/---

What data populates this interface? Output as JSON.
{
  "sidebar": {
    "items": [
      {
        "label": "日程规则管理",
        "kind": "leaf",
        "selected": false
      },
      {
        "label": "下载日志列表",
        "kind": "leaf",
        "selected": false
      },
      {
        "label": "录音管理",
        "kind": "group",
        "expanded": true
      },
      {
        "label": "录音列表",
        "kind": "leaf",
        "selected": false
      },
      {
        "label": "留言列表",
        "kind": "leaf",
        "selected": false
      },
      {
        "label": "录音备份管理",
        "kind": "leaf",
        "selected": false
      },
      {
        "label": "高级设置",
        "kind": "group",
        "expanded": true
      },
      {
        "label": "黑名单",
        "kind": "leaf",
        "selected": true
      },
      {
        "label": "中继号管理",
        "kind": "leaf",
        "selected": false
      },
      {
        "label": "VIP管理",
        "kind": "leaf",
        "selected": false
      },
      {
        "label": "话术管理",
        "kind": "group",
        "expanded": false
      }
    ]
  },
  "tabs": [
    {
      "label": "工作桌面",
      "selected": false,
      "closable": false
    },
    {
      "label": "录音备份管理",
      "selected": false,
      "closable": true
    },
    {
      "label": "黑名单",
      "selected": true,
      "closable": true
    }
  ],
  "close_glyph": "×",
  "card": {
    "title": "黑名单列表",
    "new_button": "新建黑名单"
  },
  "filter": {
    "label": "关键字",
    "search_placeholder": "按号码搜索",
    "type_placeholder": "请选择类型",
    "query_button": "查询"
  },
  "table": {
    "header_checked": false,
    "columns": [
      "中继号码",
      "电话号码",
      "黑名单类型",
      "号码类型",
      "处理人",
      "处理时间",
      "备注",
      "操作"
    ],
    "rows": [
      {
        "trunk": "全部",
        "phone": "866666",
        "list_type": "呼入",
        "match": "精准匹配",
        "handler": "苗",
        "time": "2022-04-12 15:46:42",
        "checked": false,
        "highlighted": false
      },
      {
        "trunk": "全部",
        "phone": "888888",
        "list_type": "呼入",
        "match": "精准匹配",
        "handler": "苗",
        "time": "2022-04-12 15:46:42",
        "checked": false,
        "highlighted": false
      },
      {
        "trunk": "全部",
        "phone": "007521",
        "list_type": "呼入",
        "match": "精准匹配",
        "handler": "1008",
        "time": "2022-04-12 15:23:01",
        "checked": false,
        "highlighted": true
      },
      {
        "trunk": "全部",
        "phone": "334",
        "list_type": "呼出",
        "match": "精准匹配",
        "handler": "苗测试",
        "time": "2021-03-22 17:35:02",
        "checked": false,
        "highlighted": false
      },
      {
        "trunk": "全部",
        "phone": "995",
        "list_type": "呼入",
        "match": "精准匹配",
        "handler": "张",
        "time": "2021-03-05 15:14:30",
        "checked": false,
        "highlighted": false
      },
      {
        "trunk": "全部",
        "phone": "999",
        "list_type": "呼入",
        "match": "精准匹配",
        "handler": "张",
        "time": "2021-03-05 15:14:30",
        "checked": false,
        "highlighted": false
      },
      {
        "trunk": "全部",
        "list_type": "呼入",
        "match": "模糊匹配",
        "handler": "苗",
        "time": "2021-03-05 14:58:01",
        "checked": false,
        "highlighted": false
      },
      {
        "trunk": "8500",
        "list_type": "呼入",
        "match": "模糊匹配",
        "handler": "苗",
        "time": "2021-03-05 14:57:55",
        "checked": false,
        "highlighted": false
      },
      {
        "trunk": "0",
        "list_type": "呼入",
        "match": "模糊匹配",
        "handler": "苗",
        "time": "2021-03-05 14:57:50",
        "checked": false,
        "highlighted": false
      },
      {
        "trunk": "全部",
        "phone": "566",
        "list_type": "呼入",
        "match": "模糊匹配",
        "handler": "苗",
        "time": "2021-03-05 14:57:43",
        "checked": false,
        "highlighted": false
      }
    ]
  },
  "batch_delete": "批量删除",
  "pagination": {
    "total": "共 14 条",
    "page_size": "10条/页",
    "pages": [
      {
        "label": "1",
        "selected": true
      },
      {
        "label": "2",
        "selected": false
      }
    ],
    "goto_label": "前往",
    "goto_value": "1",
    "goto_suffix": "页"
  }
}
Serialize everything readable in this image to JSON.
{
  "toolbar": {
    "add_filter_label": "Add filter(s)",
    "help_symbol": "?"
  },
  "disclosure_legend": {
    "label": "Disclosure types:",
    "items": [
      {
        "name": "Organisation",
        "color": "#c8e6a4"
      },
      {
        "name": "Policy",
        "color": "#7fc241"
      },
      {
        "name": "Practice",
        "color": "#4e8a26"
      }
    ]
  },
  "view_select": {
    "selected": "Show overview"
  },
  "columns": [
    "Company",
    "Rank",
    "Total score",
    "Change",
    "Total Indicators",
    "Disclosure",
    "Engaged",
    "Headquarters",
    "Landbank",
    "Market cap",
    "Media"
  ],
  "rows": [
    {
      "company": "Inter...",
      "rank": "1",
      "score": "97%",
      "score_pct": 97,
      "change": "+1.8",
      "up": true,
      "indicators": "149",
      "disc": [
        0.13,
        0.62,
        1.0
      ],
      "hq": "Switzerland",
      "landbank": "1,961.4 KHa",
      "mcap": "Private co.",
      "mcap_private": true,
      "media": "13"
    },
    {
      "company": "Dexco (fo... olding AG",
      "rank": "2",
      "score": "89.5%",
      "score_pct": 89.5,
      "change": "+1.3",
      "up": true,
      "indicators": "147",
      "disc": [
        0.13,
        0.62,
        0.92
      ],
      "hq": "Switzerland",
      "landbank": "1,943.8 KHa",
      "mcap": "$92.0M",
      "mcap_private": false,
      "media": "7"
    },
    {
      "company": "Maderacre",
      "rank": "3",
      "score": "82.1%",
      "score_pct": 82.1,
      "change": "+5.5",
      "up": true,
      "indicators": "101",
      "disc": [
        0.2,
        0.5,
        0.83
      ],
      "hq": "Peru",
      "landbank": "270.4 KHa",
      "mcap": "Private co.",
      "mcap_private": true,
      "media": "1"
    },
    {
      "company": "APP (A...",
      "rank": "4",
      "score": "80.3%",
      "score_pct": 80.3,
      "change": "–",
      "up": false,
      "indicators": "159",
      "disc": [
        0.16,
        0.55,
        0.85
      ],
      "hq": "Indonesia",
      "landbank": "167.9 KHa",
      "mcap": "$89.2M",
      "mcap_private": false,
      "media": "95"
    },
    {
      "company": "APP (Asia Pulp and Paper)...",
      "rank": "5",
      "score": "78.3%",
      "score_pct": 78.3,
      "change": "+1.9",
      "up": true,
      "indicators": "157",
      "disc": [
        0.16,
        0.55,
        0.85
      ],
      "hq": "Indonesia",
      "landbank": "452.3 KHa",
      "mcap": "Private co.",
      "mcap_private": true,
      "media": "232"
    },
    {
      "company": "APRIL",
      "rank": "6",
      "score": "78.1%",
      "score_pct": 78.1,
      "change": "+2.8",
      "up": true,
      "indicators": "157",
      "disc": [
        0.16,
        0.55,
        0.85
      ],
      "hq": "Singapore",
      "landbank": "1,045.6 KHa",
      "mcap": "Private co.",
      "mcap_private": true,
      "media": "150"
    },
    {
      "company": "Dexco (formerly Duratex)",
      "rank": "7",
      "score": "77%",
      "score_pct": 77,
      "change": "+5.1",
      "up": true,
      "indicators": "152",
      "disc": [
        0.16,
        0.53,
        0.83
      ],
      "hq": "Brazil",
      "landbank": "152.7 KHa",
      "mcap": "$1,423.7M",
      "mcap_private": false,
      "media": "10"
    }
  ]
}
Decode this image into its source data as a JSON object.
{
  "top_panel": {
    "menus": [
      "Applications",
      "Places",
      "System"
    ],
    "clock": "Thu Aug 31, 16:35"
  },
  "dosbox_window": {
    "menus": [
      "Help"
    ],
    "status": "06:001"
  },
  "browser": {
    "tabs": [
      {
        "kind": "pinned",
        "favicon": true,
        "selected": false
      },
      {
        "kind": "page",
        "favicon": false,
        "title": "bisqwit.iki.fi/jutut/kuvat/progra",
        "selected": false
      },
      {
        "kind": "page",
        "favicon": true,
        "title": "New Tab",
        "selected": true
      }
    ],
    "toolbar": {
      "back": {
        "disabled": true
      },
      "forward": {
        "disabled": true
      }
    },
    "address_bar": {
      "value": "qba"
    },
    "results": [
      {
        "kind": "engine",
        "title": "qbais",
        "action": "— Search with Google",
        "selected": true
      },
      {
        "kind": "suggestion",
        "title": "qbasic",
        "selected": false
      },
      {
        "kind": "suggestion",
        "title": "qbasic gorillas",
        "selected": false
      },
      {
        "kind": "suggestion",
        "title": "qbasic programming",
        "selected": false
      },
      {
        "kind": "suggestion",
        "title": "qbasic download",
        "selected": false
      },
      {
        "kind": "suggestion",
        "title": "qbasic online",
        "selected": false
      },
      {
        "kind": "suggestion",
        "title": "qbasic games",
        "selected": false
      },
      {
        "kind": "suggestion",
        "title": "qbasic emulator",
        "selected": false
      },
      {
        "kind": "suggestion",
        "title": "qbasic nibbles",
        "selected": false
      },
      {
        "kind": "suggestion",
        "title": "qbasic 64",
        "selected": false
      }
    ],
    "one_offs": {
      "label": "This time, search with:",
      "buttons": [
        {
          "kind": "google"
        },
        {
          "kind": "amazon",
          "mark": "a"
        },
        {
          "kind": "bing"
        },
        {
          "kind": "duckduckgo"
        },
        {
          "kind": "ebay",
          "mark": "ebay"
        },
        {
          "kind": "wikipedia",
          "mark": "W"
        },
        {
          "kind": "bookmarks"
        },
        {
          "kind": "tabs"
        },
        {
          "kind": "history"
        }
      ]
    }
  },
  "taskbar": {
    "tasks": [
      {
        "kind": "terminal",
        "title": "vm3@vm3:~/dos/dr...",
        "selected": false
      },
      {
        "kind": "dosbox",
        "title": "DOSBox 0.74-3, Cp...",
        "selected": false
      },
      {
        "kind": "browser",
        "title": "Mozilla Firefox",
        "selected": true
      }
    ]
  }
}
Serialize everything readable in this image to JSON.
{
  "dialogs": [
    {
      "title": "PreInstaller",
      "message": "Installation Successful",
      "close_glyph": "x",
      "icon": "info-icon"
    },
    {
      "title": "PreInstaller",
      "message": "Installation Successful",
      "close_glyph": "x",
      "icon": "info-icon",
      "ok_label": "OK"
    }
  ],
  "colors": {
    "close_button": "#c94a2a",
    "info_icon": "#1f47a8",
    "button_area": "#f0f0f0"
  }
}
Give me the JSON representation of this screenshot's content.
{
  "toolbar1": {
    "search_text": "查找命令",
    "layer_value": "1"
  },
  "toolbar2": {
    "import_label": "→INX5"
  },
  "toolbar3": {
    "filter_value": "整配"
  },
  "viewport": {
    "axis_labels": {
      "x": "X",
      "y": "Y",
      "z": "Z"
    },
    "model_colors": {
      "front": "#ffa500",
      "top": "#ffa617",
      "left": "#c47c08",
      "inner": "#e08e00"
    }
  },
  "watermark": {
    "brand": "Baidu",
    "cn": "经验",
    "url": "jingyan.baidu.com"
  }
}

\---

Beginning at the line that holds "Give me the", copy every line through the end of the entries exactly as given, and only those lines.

*Output*.
Give me the JSON representation of this screenshot's content.
{
  "toolbar1": {
    "search_text": "查找命令",
    "layer_value": "1"
  },
  "toolbar2": {
    "import_label": "→INX5"
  },
  "toolbar3": {
    "filter_value": "整配"
  },
  "viewport": {
    "axis_labels": {
      "x": "X",
      "y": "Y",
      "z": "Z"
    },
    "model_colors": {
      "front": "#ffa500",
      "top": "#ffa617",
      "left": "#c47c08",
      "inner": "#e08e00"
    }
  },
  "watermark": {
    "brand": "Baidu",
    "cn": "经验",
    "url": "jingyan.baidu.com"
  }
}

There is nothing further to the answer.